CT Phipps

C.T Phipps is a lifelong student of horror, science fiction, and fantasy. An avid tabletop gamer, he discovered this passion led him to write and turned him into a lifelong geek. He's the author of Agent G, Cthulhu Armageddon, Lucifer's Star, Straight Outta Fangton, and The Supervillainy Saga.

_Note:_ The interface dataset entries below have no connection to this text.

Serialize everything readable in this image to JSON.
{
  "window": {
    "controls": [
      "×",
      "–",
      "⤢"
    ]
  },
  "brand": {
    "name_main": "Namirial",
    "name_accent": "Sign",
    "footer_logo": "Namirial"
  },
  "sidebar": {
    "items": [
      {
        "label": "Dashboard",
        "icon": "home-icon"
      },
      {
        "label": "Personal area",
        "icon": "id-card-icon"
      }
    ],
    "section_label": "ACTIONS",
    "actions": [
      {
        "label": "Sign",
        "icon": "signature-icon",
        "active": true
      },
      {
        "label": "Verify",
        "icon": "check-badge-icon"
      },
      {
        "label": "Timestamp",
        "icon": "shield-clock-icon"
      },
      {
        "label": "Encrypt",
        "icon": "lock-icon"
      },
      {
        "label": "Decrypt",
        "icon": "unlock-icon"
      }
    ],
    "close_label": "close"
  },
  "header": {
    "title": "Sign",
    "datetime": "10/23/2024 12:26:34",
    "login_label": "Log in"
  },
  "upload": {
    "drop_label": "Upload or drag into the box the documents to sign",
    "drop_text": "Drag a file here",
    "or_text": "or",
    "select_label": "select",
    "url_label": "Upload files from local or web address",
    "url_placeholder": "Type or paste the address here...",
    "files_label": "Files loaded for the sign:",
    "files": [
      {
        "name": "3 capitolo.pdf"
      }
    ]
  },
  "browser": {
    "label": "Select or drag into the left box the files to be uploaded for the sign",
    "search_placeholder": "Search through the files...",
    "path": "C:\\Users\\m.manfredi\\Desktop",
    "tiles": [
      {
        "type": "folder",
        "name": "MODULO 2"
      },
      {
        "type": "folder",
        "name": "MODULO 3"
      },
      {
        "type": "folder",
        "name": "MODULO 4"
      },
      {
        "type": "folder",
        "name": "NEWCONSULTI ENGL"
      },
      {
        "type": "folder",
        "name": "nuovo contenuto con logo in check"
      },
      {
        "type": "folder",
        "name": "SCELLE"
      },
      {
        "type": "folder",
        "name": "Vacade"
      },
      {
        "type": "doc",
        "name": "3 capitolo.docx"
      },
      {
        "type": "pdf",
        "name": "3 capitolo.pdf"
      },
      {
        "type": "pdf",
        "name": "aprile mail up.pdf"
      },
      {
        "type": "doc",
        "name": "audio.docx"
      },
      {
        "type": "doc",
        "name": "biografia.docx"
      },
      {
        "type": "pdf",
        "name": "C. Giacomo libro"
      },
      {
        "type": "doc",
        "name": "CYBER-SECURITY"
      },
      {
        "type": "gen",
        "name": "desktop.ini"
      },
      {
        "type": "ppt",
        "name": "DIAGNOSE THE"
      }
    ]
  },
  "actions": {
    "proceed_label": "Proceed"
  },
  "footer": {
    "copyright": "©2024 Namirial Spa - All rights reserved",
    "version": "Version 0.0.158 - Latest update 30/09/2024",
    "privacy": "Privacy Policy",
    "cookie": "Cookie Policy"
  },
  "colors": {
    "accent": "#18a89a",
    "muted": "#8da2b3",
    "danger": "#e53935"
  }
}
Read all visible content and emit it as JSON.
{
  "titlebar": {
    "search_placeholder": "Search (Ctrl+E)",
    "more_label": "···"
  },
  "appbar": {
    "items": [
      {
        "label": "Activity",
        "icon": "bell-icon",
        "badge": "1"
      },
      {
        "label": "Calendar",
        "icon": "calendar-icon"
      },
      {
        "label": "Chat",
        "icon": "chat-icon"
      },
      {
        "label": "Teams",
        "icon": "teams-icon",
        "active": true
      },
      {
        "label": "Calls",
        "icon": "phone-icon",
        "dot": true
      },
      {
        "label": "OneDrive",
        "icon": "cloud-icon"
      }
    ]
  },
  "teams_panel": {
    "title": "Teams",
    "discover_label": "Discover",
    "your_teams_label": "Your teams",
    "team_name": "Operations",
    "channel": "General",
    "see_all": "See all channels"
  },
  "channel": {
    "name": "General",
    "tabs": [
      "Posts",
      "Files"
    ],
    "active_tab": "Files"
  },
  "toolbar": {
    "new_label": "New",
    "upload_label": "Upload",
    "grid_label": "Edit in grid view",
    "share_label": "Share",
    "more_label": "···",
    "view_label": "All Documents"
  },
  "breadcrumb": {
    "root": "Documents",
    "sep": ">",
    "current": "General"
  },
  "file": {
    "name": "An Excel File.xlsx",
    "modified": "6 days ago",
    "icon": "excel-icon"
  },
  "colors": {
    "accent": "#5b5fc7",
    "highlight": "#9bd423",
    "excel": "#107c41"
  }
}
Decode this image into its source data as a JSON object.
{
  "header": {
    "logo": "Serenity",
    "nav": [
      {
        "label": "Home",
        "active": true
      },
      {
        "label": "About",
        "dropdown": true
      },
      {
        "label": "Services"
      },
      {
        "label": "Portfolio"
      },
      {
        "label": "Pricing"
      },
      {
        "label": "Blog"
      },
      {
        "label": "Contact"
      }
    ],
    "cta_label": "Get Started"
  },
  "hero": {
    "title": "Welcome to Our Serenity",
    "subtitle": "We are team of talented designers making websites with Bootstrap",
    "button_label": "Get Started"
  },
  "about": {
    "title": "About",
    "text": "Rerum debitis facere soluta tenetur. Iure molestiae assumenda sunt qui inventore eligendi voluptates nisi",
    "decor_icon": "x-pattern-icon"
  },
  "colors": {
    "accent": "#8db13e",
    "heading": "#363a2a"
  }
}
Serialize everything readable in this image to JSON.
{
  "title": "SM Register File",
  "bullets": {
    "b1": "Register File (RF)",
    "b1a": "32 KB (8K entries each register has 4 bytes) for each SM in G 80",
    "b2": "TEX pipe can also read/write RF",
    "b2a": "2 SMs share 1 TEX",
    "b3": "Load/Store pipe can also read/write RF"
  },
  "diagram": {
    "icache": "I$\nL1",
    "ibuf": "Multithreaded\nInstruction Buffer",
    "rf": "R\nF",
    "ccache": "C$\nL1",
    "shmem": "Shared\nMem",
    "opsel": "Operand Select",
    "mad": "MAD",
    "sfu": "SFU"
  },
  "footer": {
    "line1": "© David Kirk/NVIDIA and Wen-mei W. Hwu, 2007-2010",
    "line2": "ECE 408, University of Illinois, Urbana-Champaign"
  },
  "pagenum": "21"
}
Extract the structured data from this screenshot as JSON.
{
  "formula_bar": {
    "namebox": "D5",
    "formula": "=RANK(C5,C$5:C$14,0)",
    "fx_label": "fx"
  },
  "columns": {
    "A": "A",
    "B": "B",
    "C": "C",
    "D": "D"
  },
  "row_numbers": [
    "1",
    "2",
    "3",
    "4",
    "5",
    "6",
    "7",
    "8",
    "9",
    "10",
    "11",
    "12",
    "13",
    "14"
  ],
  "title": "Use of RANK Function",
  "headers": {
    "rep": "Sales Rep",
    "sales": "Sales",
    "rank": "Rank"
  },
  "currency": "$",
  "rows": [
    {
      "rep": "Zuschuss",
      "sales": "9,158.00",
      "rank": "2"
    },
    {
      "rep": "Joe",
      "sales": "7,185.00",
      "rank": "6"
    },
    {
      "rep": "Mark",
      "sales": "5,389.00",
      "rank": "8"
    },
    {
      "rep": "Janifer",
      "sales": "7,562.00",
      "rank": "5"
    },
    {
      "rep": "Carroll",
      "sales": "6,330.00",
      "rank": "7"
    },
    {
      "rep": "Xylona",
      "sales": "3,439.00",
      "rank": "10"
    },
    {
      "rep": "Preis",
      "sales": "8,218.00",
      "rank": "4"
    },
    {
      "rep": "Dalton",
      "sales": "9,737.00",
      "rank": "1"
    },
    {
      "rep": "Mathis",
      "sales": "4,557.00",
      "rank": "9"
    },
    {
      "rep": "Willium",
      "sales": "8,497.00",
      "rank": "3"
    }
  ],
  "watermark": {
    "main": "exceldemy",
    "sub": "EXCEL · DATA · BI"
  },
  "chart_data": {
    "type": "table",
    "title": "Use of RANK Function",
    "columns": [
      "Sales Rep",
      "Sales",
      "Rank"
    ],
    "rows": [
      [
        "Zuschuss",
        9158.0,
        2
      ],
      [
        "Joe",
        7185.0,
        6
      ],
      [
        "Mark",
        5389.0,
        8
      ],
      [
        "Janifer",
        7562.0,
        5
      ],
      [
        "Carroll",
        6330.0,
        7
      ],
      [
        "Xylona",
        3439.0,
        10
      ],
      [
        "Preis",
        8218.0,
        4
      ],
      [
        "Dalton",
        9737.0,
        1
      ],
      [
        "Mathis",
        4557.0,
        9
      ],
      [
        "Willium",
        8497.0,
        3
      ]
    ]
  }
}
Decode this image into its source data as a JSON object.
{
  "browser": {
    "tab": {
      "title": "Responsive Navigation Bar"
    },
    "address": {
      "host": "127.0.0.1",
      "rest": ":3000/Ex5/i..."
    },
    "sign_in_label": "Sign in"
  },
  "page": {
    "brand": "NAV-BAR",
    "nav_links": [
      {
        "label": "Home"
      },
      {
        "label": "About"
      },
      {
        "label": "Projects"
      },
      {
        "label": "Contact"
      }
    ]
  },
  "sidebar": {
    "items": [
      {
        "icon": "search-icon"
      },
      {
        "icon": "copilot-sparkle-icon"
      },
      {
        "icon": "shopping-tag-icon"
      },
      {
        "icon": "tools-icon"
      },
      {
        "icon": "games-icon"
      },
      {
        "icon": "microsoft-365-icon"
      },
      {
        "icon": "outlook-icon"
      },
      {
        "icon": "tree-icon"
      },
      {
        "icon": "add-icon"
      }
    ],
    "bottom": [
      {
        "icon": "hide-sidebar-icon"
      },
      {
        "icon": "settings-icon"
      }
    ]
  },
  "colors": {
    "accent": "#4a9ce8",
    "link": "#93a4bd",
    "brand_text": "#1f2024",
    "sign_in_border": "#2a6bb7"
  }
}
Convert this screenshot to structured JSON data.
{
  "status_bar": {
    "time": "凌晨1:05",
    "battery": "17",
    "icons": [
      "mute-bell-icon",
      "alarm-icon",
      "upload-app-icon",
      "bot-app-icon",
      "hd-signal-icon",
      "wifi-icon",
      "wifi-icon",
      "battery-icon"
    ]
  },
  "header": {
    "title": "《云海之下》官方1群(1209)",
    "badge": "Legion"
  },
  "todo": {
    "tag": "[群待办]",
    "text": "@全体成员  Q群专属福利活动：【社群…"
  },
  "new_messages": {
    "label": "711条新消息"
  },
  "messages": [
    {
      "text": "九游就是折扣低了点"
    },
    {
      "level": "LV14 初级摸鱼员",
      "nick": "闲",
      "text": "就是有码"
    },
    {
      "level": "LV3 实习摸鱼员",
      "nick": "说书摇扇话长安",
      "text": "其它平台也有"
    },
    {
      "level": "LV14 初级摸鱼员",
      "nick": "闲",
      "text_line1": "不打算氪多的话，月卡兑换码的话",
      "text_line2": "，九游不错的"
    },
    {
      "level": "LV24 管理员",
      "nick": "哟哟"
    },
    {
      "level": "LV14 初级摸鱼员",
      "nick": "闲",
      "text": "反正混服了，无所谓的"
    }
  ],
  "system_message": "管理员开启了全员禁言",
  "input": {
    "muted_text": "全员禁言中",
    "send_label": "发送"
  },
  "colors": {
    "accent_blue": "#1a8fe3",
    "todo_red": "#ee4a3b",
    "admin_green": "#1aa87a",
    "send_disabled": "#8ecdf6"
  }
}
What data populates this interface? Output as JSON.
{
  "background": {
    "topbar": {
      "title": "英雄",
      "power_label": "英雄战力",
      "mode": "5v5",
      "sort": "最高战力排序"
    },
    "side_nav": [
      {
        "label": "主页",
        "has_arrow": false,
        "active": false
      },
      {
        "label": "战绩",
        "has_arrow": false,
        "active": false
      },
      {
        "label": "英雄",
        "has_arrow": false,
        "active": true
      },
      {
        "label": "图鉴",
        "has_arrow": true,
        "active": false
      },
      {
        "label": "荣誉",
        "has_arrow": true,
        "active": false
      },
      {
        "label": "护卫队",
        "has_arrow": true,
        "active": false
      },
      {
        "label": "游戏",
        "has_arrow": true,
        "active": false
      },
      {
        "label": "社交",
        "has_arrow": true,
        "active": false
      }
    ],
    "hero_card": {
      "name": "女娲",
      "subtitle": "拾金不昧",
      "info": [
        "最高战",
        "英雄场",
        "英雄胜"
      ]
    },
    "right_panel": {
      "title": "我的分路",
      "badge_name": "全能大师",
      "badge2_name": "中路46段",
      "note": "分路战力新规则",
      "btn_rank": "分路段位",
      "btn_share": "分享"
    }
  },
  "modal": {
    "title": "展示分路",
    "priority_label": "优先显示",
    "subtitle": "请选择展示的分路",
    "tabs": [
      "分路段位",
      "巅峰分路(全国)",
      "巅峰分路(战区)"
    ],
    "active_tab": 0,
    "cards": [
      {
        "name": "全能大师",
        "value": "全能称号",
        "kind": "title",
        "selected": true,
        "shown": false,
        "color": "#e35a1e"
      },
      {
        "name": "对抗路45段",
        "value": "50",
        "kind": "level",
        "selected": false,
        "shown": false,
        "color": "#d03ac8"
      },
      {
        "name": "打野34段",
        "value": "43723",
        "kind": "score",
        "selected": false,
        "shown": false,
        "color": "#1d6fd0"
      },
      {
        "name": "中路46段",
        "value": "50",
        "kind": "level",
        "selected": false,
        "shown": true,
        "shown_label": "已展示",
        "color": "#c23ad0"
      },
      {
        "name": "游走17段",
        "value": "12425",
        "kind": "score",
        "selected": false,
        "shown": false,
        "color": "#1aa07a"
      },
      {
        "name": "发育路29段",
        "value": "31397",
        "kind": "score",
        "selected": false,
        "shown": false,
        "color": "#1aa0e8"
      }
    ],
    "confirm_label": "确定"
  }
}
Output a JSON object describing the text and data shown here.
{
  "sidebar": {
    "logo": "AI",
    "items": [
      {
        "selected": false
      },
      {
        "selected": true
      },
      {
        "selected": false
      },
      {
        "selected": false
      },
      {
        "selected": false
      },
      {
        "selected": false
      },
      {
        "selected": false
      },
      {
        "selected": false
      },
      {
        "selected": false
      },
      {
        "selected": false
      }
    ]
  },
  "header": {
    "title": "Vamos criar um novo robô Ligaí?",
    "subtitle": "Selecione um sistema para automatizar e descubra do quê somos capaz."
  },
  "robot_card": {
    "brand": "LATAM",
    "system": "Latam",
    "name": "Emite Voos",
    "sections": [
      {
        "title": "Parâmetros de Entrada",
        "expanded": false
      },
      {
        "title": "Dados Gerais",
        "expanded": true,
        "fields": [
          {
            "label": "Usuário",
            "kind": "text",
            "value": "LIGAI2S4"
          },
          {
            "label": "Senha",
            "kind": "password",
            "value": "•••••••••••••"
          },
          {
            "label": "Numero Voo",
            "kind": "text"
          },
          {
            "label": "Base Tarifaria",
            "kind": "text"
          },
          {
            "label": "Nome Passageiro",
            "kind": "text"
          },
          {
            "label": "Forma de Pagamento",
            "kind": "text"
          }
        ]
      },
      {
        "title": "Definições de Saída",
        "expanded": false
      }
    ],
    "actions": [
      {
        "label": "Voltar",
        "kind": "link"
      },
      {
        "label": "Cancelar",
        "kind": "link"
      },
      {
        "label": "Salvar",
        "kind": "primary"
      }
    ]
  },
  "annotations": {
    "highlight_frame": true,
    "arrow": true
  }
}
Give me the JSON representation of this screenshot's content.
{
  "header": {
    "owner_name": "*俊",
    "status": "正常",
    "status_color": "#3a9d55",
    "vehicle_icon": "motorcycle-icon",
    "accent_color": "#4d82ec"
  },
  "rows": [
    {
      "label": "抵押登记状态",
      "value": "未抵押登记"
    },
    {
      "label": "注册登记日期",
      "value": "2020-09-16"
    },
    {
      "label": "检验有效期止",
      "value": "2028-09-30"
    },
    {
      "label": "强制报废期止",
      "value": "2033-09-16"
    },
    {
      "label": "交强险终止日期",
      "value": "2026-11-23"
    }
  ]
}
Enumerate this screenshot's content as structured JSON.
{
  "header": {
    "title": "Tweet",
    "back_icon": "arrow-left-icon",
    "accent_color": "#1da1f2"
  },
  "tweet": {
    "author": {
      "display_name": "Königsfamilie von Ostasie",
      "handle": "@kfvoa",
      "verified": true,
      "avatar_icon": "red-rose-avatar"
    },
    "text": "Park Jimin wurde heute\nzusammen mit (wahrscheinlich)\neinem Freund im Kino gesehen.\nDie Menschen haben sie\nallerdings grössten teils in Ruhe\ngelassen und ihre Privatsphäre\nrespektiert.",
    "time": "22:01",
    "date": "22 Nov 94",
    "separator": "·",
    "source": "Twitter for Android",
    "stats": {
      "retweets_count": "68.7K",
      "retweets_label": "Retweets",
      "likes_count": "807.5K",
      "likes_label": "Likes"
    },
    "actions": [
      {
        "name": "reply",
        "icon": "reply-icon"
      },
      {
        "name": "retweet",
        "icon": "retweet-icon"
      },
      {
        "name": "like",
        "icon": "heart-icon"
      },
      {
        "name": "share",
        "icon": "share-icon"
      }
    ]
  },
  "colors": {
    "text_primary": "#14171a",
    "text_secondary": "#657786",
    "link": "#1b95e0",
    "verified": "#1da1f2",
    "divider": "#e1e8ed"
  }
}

He is also a frequent contributor to Grimdark Magazine.